[Data about app and page elements]
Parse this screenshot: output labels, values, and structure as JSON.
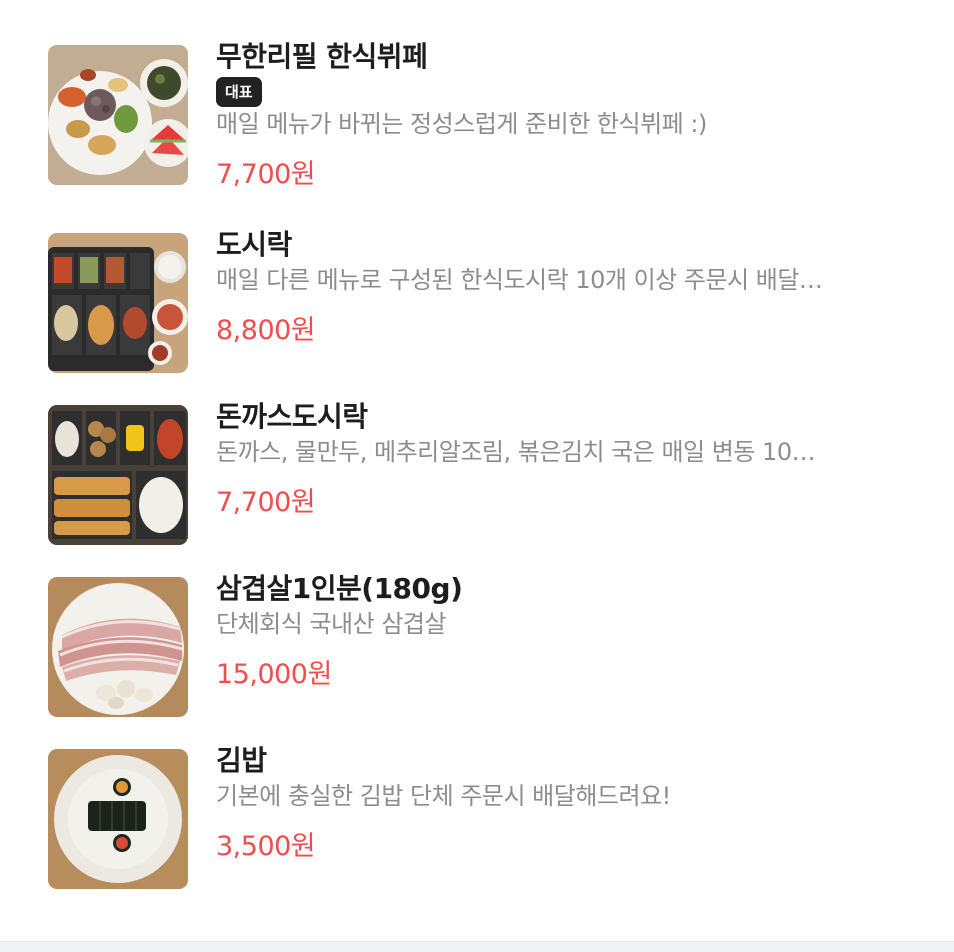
{
  "menu": {
    "items": [
      {
        "name": "무한리필 한식뷔페",
        "badge": "대표",
        "description": "매일 메뉴가 바뀌는 정성스럽게 준비한 한식뷔페 :)",
        "price": "7,700원",
        "image": "korean-buffet-plate-photo"
      },
      {
        "name": "도시락",
        "badge": "",
        "description": "매일 다른 메뉴로 구성된 한식도시락 10개 이상 주문시 배달…",
        "price": "8,800원",
        "image": "korean-lunchbox-photo"
      },
      {
        "name": "돈까스도시락",
        "badge": "",
        "description": "돈까스, 물만두, 메추리알조림, 볶은김치 국은 매일 변동 10…",
        "price": "7,700원",
        "image": "pork-cutlet-lunchbox-photo"
      },
      {
        "name": "삼겹살1인분(180g)",
        "badge": "",
        "description": "단체회식 국내산 삼겹살",
        "price": "15,000원",
        "image": "pork-belly-plate-photo"
      },
      {
        "name": "김밥",
        "badge": "",
        "description": "기본에 충실한 김밥 단체 주문시 배달해드려요!",
        "price": "3,500원",
        "image": "gimbap-plate-photo"
      }
    ]
  },
  "colors": {
    "price": "#f24c4c",
    "name": "#1d1d1d",
    "description": "#8d8d8d",
    "badge_bg": "#222222"
  }
}
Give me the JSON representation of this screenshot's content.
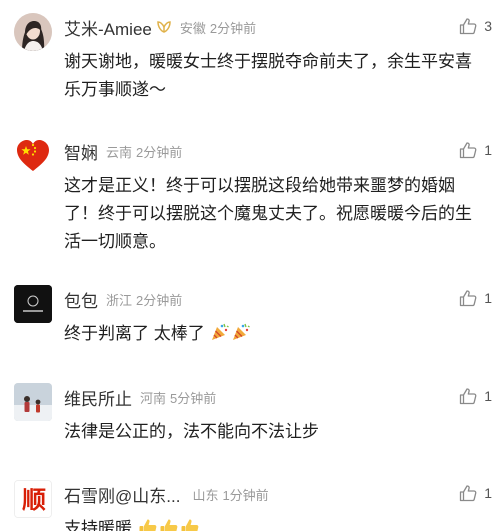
{
  "comments": [
    {
      "user": "艾米-Amiee",
      "location": "安徽",
      "time": "2分钟前",
      "likes": "3",
      "text": "谢天谢地，暖暖女士终于摆脱夺命前夫了，余生平安喜乐万事顺遂～",
      "avatar_icon": "woman-portrait-avatar",
      "badge_icon": "gold-ribbon-badge-icon"
    },
    {
      "user": "智娴",
      "location": "云南",
      "time": "2分钟前",
      "likes": "1",
      "text": "这才是正义！终于可以摆脱这段给她带来噩梦的婚姻了！终于可以摆脱这个魔鬼丈夫了。祝愿暖暖今后的生活一切顺意。",
      "avatar_icon": "china-flag-heart-avatar"
    },
    {
      "user": "包包",
      "location": "浙江",
      "time": "2分钟前",
      "likes": "1",
      "text": "终于判离了 太棒了",
      "emoji": [
        "party-popper-icon",
        "party-popper-icon"
      ],
      "avatar_icon": "dark-logo-avatar"
    },
    {
      "user": "维民所止",
      "location": "河南",
      "time": "5分钟前",
      "likes": "1",
      "text": "法律是公正的，法不能向不法让步",
      "avatar_icon": "family-snow-photo-avatar"
    },
    {
      "user": "石雪刚@山东...",
      "location": "山东",
      "time": "1分钟前",
      "likes": "1",
      "text": "支持暖暖",
      "emoji": [
        "thumbs-up-icon",
        "thumbs-up-icon",
        "thumbs-up-icon"
      ],
      "avatar_icon": "shun-logo-avatar",
      "avatar_text": "顺"
    }
  ],
  "colors": {
    "meta_gray": "#9a9a9a",
    "name": "#333333",
    "body_text": "#1f1f1f",
    "like_icon": "#8a8a8a"
  }
}
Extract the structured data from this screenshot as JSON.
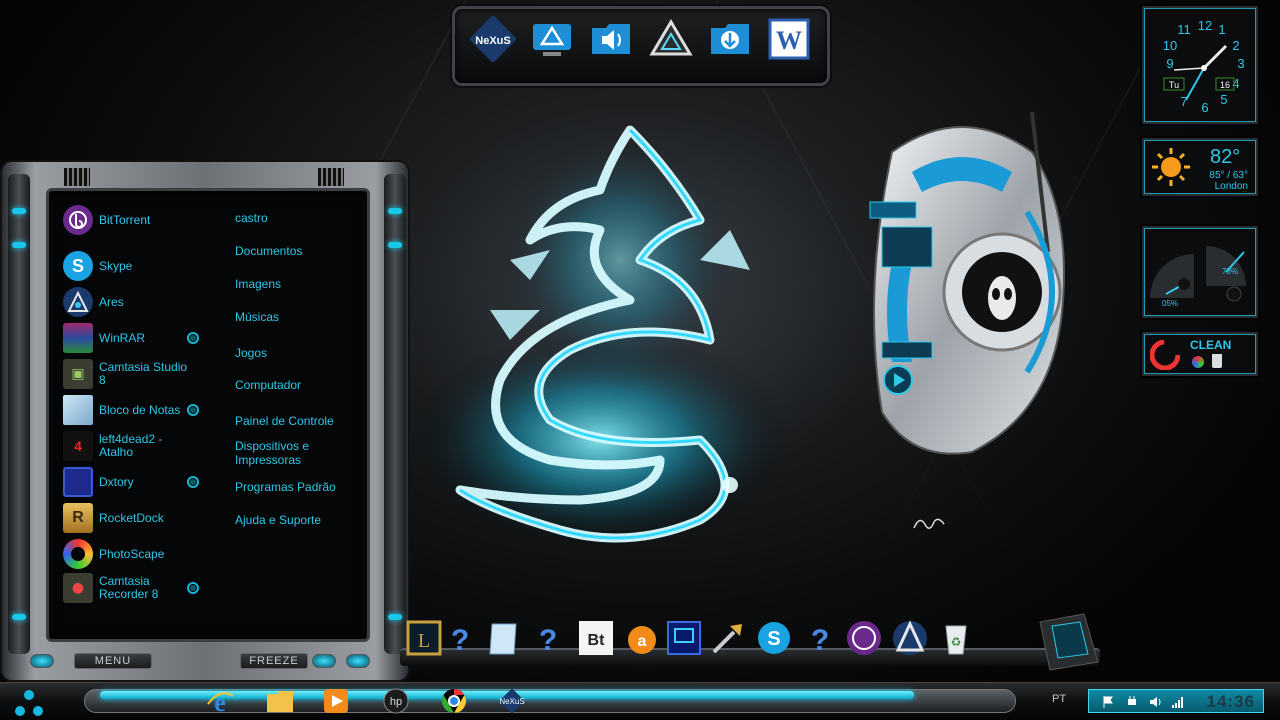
{
  "start_menu": {
    "programs": [
      {
        "label": "BitTorrent",
        "icon": "bittorrent-icon",
        "pinned": false
      },
      {
        "label": "Skype",
        "icon": "skype-icon",
        "pinned": false
      },
      {
        "label": "Ares",
        "icon": "ares-icon",
        "pinned": false
      },
      {
        "label": "WinRAR",
        "icon": "winrar-icon",
        "pinned": true
      },
      {
        "label": "Camtasia Studio 8",
        "icon": "camtasia-studio-icon",
        "pinned": true
      },
      {
        "label": "Bloco de Notas",
        "icon": "notepad-icon",
        "pinned": true
      },
      {
        "label": "left4dead2 - Atalho",
        "icon": "left4dead2-icon",
        "pinned": false
      },
      {
        "label": "Dxtory",
        "icon": "dxtory-icon",
        "pinned": true
      },
      {
        "label": "RocketDock",
        "icon": "rocketdock-icon",
        "pinned": false
      },
      {
        "label": "PhotoScape",
        "icon": "photoscape-icon",
        "pinned": false
      },
      {
        "label": "Camtasia Recorder 8",
        "icon": "camtasia-recorder-icon",
        "pinned": true
      }
    ],
    "places": [
      "castro",
      "Documentos",
      "Imagens",
      "Músicas",
      "Jogos",
      "Computador",
      "Painel de Controle",
      "Dispositivos e Impressoras",
      "Programas Padrão",
      "Ajuda e Suporte"
    ],
    "menu_button": "MENU",
    "freeze_button": "FREEZE"
  },
  "top_dock": {
    "items": [
      "nexus-logo-icon",
      "control-panel-icon",
      "sound-folder-icon",
      "alienware-triangle-icon",
      "downloads-folder-icon",
      "microsoft-word-icon"
    ],
    "nexus_text": "NeXuS",
    "word_letter": "W"
  },
  "bottom_dock": {
    "items": [
      "league-of-legends-icon",
      "help-icon",
      "notepad-icon",
      "help-icon",
      "bittorrent-bt-icon",
      "avast-icon",
      "monitor-icon",
      "tools-icon",
      "skype-icon",
      "help-icon",
      "bittorrent-icon",
      "ares-icon",
      "recycle-bin-icon"
    ],
    "bt_text": "Bt"
  },
  "clock_gadget": {
    "numbers": [
      "12",
      "1",
      "2",
      "3",
      "4",
      "5",
      "6",
      "7",
      "8",
      "9",
      "10",
      "11"
    ],
    "day": "Tu",
    "date": "16"
  },
  "weather_gadget": {
    "temperature": "82°",
    "range": "85° / 63°",
    "city": "London"
  },
  "meter_gadget": {
    "left_value": "05%",
    "right_value": "78%"
  },
  "cleaner_gadget": {
    "label": "CLEAN"
  },
  "taskbar": {
    "items": [
      "start-orb-icon",
      "internet-explorer-icon",
      "file-explorer-icon",
      "media-player-icon",
      "hp-icon",
      "chrome-icon",
      "nexus-icon"
    ],
    "language": "PT",
    "time": "14:36",
    "hp_text": "hp",
    "nexus_text": "NeXuS"
  }
}
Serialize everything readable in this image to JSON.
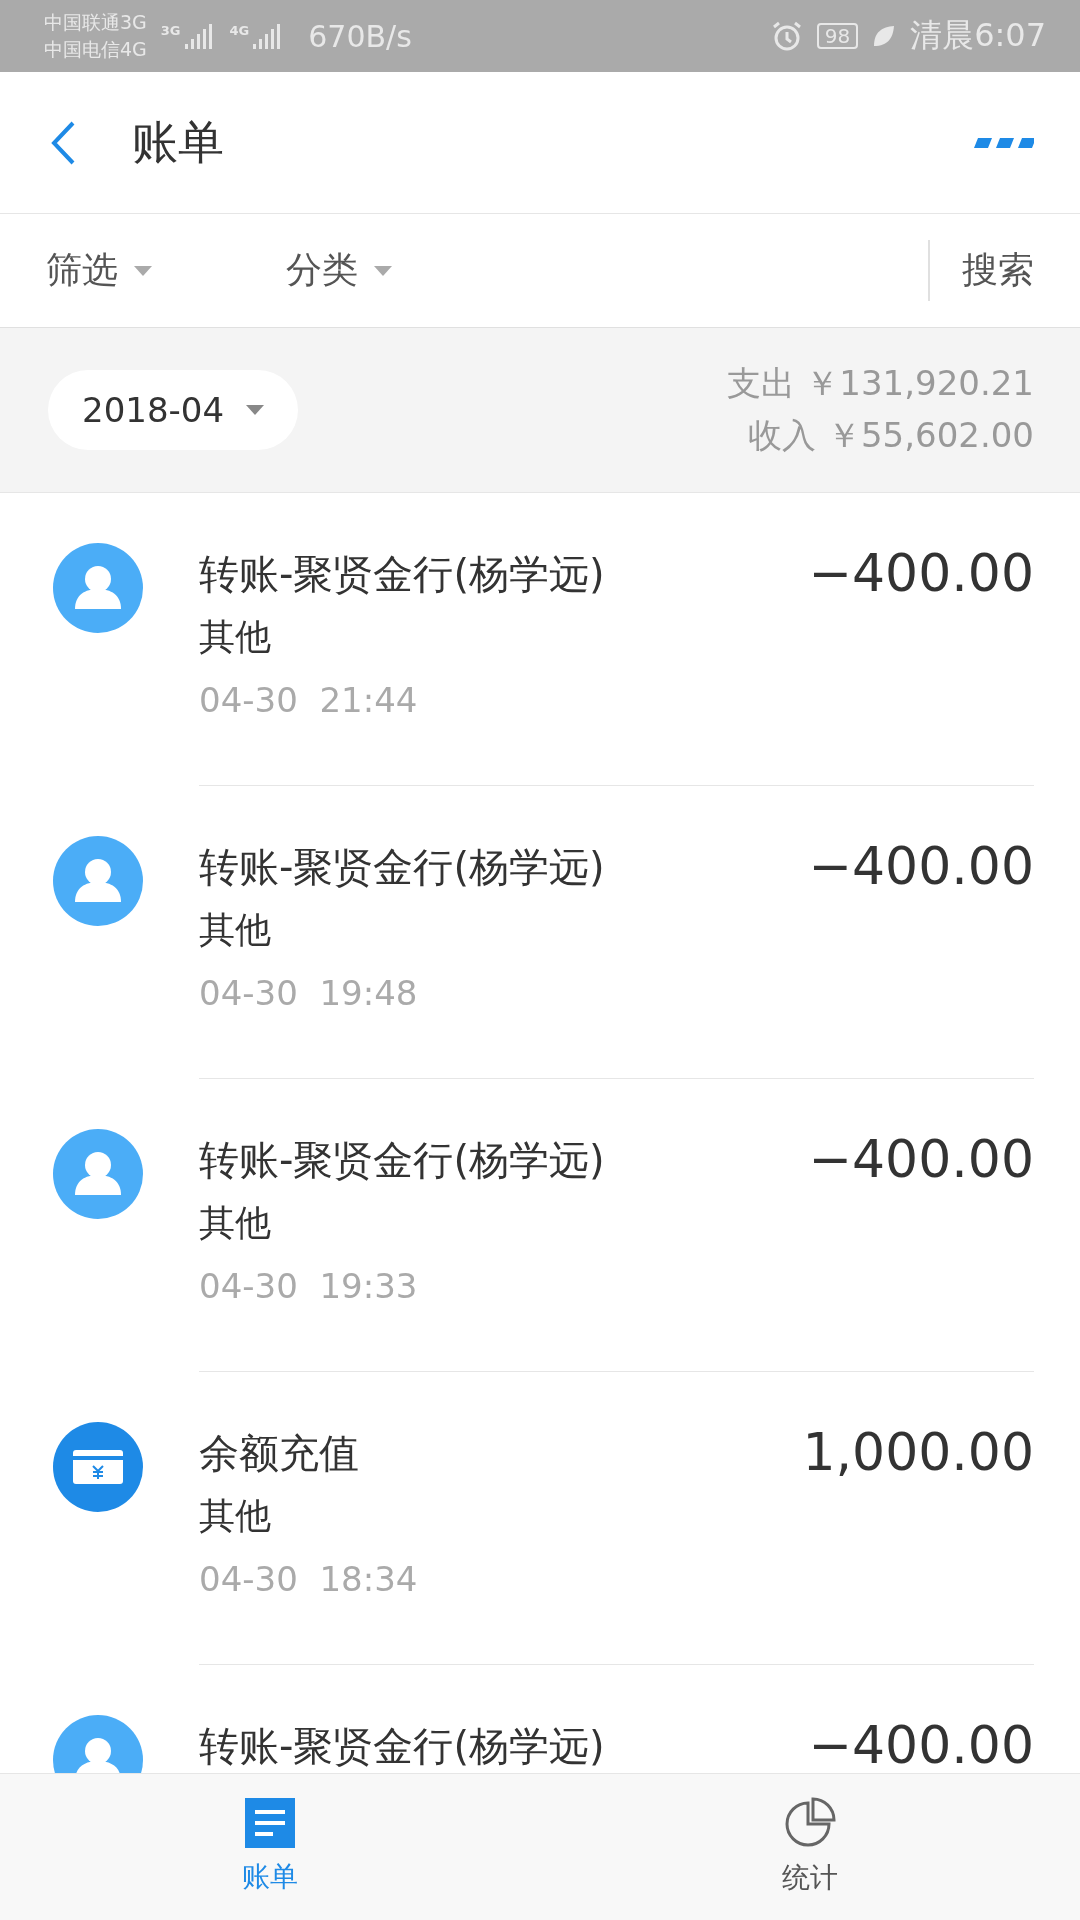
{
  "status_bar": {
    "carriers": [
      "中国联通3G",
      "中国电信4G"
    ],
    "signal_labels": [
      "3G",
      "4G"
    ],
    "speed": "670B/s",
    "battery": "98",
    "time": "清晨6:07"
  },
  "header": {
    "title": "账单"
  },
  "filters": [
    {
      "label": "筛选"
    },
    {
      "label": "分类"
    }
  ],
  "search": "搜索",
  "summary": {
    "month": "2018-04",
    "rows": [
      {
        "label": "支出",
        "amount": "￥131,920.21"
      },
      {
        "label": "收入",
        "amount": "￥55,602.00"
      }
    ]
  },
  "transactions": [
    {
      "kind": "person",
      "title": "转账-聚贤金行(杨学远)",
      "category": "其他",
      "date": "04-30",
      "time": "21:44",
      "amount": "−400.00"
    },
    {
      "kind": "person",
      "title": "转账-聚贤金行(杨学远)",
      "category": "其他",
      "date": "04-30",
      "time": "19:48",
      "amount": "−400.00"
    },
    {
      "kind": "person",
      "title": "转账-聚贤金行(杨学远)",
      "category": "其他",
      "date": "04-30",
      "time": "19:33",
      "amount": "−400.00"
    },
    {
      "kind": "card",
      "title": "余额充值",
      "category": "其他",
      "date": "04-30",
      "time": "18:34",
      "amount": "1,000.00"
    },
    {
      "kind": "person",
      "title": "转账-聚贤金行(杨学远)",
      "amount": "−400.00"
    }
  ],
  "bottom_nav": [
    {
      "kind": "list",
      "label": "账单",
      "selected": true
    },
    {
      "kind": "chart",
      "label": "统计",
      "selected": false
    }
  ]
}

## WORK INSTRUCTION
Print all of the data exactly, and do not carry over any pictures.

## EXPECTED ANSWER
Parse this screenshot: output labels, values, and structure as JSON.
{
  "menu": {
    "items": [
      {
        "name": "무한리필 한식뷔페",
        "badge": "대표",
        "description": "매일 메뉴가 바뀌는 정성스럽게 준비한 한식뷔페 :)",
        "price": "7,700원",
        "image": "korean-buffet-plate-photo"
      },
      {
        "name": "도시락",
        "badge": "",
        "description": "매일 다른 메뉴로 구성된 한식도시락 10개 이상 주문시 배달…",
        "price": "8,800원",
        "image": "korean-lunchbox-photo"
      },
      {
        "name": "돈까스도시락",
        "badge": "",
        "description": "돈까스, 물만두, 메추리알조림, 볶은김치 국은 매일 변동 10…",
        "price": "7,700원",
        "image": "pork-cutlet-lunchbox-photo"
      },
      {
        "name": "삼겹살1인분(180g)",
        "badge": "",
        "description": "단체회식 국내산 삼겹살",
        "price": "15,000원",
        "image": "pork-belly-plate-photo"
      },
      {
        "name": "김밥",
        "badge": "",
        "description": "기본에 충실한 김밥 단체 주문시 배달해드려요!",
        "price": "3,500원",
        "image": "gimbap-plate-photo"
      }
    ]
  },
  "colors": {
    "price": "#f24c4c",
    "name": "#1d1d1d",
    "description": "#8d8d8d",
    "badge_bg": "#222222"
  }
}
Give me the JSON representation of this screenshot's content.
{
  "comments": [
    {
      "user": "艾米-Amiee",
      "location": "安徽",
      "time": "2分钟前",
      "likes": "3",
      "text": "谢天谢地，暖暖女士终于摆脱夺命前夫了，余生平安喜乐万事顺遂～",
      "avatar_icon": "woman-portrait-avatar",
      "badge_icon": "gold-ribbon-badge-icon"
    },
    {
      "user": "智娴",
      "location": "云南",
      "time": "2分钟前",
      "likes": "1",
      "text": "这才是正义！终于可以摆脱这段给她带来噩梦的婚姻了！终于可以摆脱这个魔鬼丈夫了。祝愿暖暖今后的生活一切顺意。",
      "avatar_icon": "china-flag-heart-avatar"
    },
    {
      "user": "包包",
      "location": "浙江",
      "time": "2分钟前",
      "likes": "1",
      "text": "终于判离了 太棒了",
      "emoji": [
        "party-popper-icon",
        "party-popper-icon"
      ],
      "avatar_icon": "dark-logo-avatar"
    },
    {
      "user": "维民所止",
      "location": "河南",
      "time": "5分钟前",
      "likes": "1",
      "text": "法律是公正的，法不能向不法让步",
      "avatar_icon": "family-snow-photo-avatar"
    },
    {
      "user": "石雪刚@山东...",
      "location": "山东",
      "time": "1分钟前",
      "likes": "1",
      "text": "支持暖暖",
      "emoji": [
        "thumbs-up-icon",
        "thumbs-up-icon",
        "thumbs-up-icon"
      ],
      "avatar_icon": "shun-logo-avatar",
      "avatar_text": "顺"
    }
  ],
  "colors": {
    "meta_gray": "#9a9a9a",
    "name": "#333333",
    "body_text": "#1f1f1f",
    "like_icon": "#8a8a8a"
  }
}
Extract the structured data from this screenshot as JSON.
{
  "start_menu": {
    "programs": [
      {
        "label": "BitTorrent",
        "icon": "bittorrent-icon",
        "pinned": false
      },
      {
        "label": "Skype",
        "icon": "skype-icon",
        "pinned": false
      },
      {
        "label": "Ares",
        "icon": "ares-icon",
        "pinned": false
      },
      {
        "label": "WinRAR",
        "icon": "winrar-icon",
        "pinned": true
      },
      {
        "label": "Camtasia Studio 8",
        "icon": "camtasia-studio-icon",
        "pinned": true
      },
      {
        "label": "Bloco de Notas",
        "icon": "notepad-icon",
        "pinned": true
      },
      {
        "label": "left4dead2 - Atalho",
        "icon": "left4dead2-icon",
        "pinned": false
      },
      {
        "label": "Dxtory",
        "icon": "dxtory-icon",
        "pinned": true
      },
      {
        "label": "RocketDock",
        "icon": "rocketdock-icon",
        "pinned": false
      },
      {
        "label": "PhotoScape",
        "icon": "photoscape-icon",
        "pinned": false
      },
      {
        "label": "Camtasia Recorder 8",
        "icon": "camtasia-recorder-icon",
        "pinned": true
      }
    ],
    "places": [
      "castro",
      "Documentos",
      "Imagens",
      "Músicas",
      "Jogos",
      "Computador",
      "Painel de Controle",
      "Dispositivos e Impressoras",
      "Programas Padrão",
      "Ajuda e Suporte"
    ],
    "menu_button": "MENU",
    "freeze_button": "FREEZE"
  },
  "top_dock": {
    "items": [
      "nexus-logo-icon",
      "control-panel-icon",
      "sound-folder-icon",
      "alienware-triangle-icon",
      "downloads-folder-icon",
      "microsoft-word-icon"
    ],
    "nexus_text": "NeXuS",
    "word_letter": "W"
  },
  "bottom_dock": {
    "items": [
      "league-of-legends-icon",
      "help-icon",
      "notepad-icon",
      "help-icon",
      "bittorrent-bt-icon",
      "avast-icon",
      "monitor-icon",
      "tools-icon",
      "skype-icon",
      "help-icon",
      "bittorrent-icon",
      "ares-icon",
      "recycle-bin-icon"
    ],
    "bt_text": "Bt"
  },
  "clock_gadget": {
    "numbers": [
      "12",
      "1",
      "2",
      "3",
      "4",
      "5",
      "6",
      "7",
      "8",
      "9",
      "10",
      "11"
    ],
    "day": "Tu",
    "date": "16"
  },
  "weather_gadget": {
    "temperature": "82°",
    "range": "85° / 63°",
    "city": "London"
  },
  "meter_gadget": {
    "left_value": "05%",
    "right_value": "78%"
  },
  "cleaner_gadget": {
    "label": "CLEAN"
  },
  "taskbar": {
    "items": [
      "start-orb-icon",
      "internet-explorer-icon",
      "file-explorer-icon",
      "media-player-icon",
      "hp-icon",
      "chrome-icon",
      "nexus-icon"
    ],
    "language": "PT",
    "time": "14:36",
    "hp_text": "hp",
    "nexus_text": "NeXuS"
  }
}
Serialize everything readable in this image to JSON.
{
  "status_bar": {
    "carriers": [
      "中国联通3G",
      "中国电信4G"
    ],
    "signal_labels": [
      "3G",
      "4G"
    ],
    "speed": "670B/s",
    "battery": "98",
    "time": "清晨6:07"
  },
  "header": {
    "title": "账单"
  },
  "filters": [
    {
      "label": "筛选"
    },
    {
      "label": "分类"
    }
  ],
  "search": "搜索",
  "summary": {
    "month": "2018-04",
    "rows": [
      {
        "label": "支出",
        "amount": "￥131,920.21"
      },
      {
        "label": "收入",
        "amount": "￥55,602.00"
      }
    ]
  },
  "transactions": [
    {
      "kind": "person",
      "title": "转账-聚贤金行(杨学远)",
      "category": "其他",
      "date": "04-30",
      "time": "21:44",
      "amount": "−400.00"
    },
    {
      "kind": "person",
      "title": "转账-聚贤金行(杨学远)",
      "category": "其他",
      "date": "04-30",
      "time": "19:48",
      "amount": "−400.00"
    },
    {
      "kind": "person",
      "title": "转账-聚贤金行(杨学远)",
      "category": "其他",
      "date": "04-30",
      "time": "19:33",
      "amount": "−400.00"
    },
    {
      "kind": "card",
      "title": "余额充值",
      "category": "其他",
      "date": "04-30",
      "time": "18:34",
      "amount": "1,000.00"
    },
    {
      "kind": "person",
      "title": "转账-聚贤金行(杨学远)",
      "amount": "−400.00"
    }
  ],
  "bottom_nav": [
    {
      "kind": "list",
      "label": "账单",
      "selected": true
    },
    {
      "kind": "chart",
      "label": "统计",
      "selected": false
    }
  ]
}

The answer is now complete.